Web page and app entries
__________________________________________________
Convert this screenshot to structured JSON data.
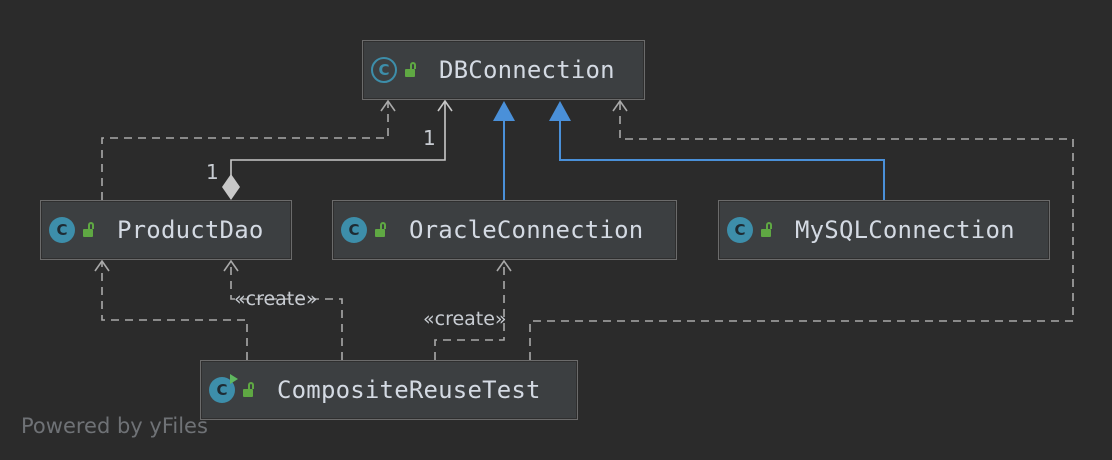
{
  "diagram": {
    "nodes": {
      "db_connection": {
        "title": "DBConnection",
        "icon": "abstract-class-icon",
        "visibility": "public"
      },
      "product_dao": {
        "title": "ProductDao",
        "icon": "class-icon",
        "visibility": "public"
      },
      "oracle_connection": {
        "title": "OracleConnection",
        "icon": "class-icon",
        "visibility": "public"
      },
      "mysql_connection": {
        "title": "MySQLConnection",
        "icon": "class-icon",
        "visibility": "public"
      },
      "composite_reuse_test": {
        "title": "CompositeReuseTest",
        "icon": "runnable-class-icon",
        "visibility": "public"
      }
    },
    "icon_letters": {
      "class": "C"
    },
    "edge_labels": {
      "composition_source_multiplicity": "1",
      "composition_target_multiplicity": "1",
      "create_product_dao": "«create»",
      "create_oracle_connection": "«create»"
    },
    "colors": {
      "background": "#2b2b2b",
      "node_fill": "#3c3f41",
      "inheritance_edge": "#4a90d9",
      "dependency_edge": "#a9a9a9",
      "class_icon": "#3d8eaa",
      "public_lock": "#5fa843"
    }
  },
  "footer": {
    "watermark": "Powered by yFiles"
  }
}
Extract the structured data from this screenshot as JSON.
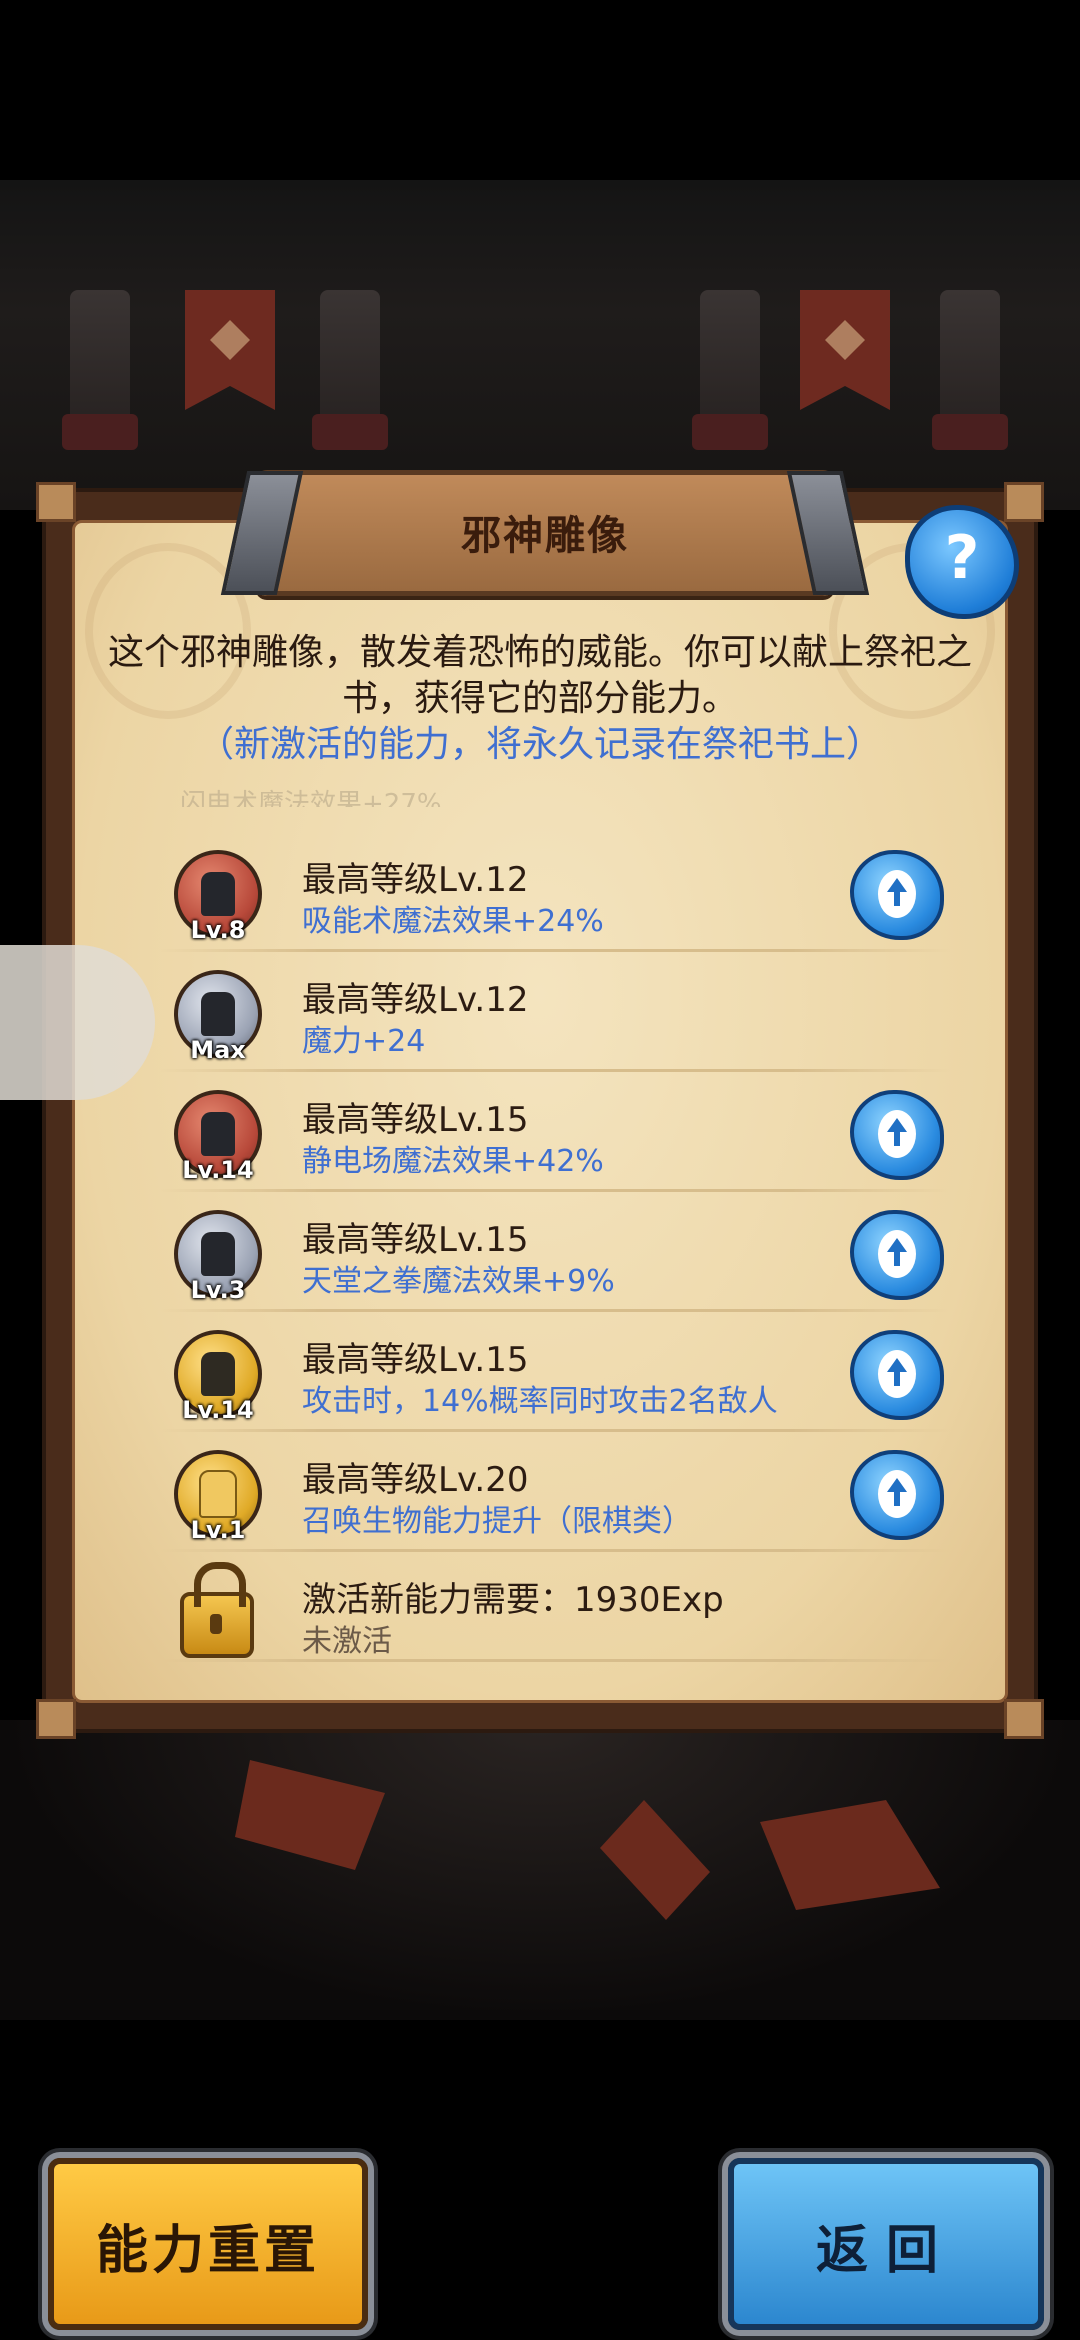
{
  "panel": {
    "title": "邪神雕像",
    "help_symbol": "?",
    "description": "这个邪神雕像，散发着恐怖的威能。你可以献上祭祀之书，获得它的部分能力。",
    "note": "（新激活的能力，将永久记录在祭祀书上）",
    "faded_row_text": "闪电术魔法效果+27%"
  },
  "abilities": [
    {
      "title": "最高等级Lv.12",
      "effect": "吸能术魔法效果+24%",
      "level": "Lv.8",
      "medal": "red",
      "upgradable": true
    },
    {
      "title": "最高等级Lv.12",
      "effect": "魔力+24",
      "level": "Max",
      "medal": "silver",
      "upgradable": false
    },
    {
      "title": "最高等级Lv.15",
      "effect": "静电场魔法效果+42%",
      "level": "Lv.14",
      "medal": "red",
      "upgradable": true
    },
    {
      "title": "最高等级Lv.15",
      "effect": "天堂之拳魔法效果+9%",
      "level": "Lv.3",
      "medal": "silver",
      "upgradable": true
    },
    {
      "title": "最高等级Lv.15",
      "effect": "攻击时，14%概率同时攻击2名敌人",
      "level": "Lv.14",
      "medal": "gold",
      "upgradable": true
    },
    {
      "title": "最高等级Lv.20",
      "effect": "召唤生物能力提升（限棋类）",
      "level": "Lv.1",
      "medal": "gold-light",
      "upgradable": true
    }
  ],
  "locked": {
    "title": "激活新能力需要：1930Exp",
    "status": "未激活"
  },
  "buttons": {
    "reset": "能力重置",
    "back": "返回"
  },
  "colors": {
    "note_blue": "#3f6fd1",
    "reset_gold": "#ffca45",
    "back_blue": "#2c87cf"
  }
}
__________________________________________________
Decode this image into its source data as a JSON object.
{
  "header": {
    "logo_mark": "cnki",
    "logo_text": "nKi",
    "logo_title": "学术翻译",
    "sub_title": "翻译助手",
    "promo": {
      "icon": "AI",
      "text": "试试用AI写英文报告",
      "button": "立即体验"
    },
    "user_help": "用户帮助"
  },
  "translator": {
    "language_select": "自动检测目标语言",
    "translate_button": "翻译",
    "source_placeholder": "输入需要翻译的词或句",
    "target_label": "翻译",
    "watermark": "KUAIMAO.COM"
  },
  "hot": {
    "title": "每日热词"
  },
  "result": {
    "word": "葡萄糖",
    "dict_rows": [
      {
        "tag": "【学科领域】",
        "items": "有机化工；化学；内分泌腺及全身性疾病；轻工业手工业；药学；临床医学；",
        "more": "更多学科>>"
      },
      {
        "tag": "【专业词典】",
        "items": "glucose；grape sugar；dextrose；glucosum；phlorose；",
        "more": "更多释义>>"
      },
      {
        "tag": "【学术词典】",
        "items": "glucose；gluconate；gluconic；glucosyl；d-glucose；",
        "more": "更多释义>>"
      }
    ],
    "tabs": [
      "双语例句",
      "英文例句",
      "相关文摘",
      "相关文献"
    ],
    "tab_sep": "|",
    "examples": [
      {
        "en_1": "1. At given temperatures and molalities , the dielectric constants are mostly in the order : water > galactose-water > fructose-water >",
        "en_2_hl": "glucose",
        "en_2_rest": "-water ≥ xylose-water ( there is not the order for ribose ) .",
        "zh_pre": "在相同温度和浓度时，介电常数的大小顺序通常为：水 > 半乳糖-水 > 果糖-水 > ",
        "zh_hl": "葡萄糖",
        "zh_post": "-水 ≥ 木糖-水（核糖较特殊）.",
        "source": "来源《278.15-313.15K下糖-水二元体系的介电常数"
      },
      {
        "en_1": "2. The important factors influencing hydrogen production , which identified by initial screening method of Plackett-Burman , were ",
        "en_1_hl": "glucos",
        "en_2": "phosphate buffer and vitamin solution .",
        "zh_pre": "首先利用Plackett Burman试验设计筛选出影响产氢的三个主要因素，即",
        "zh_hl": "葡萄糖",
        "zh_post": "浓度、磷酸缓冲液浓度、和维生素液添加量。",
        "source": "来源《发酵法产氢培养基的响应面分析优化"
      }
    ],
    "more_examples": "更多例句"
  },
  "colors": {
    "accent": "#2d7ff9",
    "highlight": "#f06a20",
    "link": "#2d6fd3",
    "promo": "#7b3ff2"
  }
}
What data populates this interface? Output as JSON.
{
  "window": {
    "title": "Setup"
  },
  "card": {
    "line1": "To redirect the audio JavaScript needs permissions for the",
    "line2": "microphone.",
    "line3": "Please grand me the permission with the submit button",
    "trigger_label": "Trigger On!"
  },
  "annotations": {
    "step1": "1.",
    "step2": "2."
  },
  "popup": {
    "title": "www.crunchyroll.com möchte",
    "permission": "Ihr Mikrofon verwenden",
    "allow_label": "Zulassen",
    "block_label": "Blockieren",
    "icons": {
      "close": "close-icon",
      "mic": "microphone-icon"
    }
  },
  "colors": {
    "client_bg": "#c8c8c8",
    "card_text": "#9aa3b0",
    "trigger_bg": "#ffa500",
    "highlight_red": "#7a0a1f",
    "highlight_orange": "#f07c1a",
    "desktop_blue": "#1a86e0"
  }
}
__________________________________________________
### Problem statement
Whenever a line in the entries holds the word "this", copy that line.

### Response
Convert this screenshot to structured JSON data.
Extract the structured data from this screenshot as JSON.
Decode this image into its source data as a JSON object.
What data populates this interface? Output as JSON.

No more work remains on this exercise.